Among the entries, how many lines hold the word "text"? Respond with that number only.

━━━━━ SUPPLIED DATA

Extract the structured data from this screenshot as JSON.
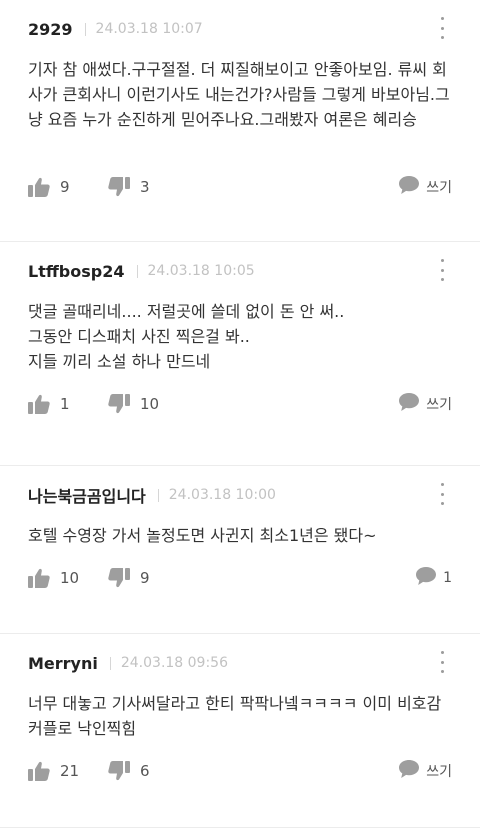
{
  "comments": [
    {
      "author": "2929",
      "date": "24.03.18 10:07",
      "text": "기자 참 애썼다.구구절절. 더 찌질해보이고 안좋아보임. 류씨 회사가 큰회사니 이런기사도 내는건가?사람들 그렇게 바보아님.그냥 요즘 누가 순진하게 믿어주나요.그래봤자 여론은 혜리승",
      "likes": "9",
      "dislikes": "3",
      "reply": "쓰기"
    },
    {
      "author": "Ltffbosp24",
      "date": "24.03.18 10:05",
      "text": "댓글 골때리네....  저럴곳에 쓸데 없이 돈 안 써..\n그동안 디스패치 사진 찍은걸 봐..\n지들 끼리 소설 하나 만드네",
      "likes": "1",
      "dislikes": "10",
      "reply": "쓰기"
    },
    {
      "author": "나는북금곰입니다",
      "date": "24.03.18 10:00",
      "text": "호텔 수영장 가서 놀정도면 사귄지 최소1년은 됐다~",
      "likes": "10",
      "dislikes": "9",
      "reply": "1"
    },
    {
      "author": "Merryni",
      "date": "24.03.18 09:56",
      "text": "너무 대놓고 기사써달라고 한티 팍팍나넼ㅋㅋㅋㅋ 이미 비호감 커플로 낙인찍힘",
      "likes": "21",
      "dislikes": "6",
      "reply": "쓰기"
    }
  ],
  "colors": {
    "icon": "#9e9e9e",
    "date": "#c2c2c2",
    "divider": "#ececec"
  },
  "icons": {
    "like": "thumbs-up-icon",
    "dislike": "thumbs-down-icon",
    "reply": "speech-bubble-icon",
    "more": "vertical-dots-icon"
  }
}
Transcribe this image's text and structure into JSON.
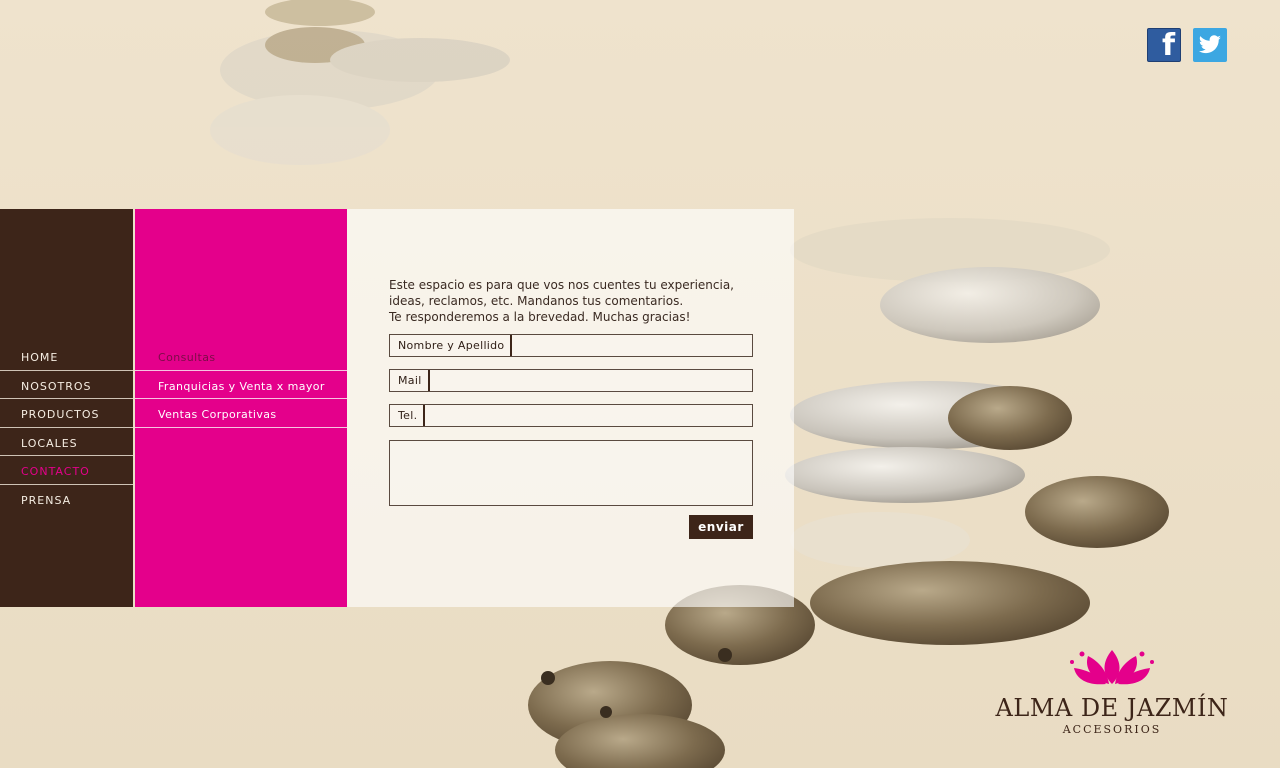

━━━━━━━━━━

**TASK OUTPUT**
5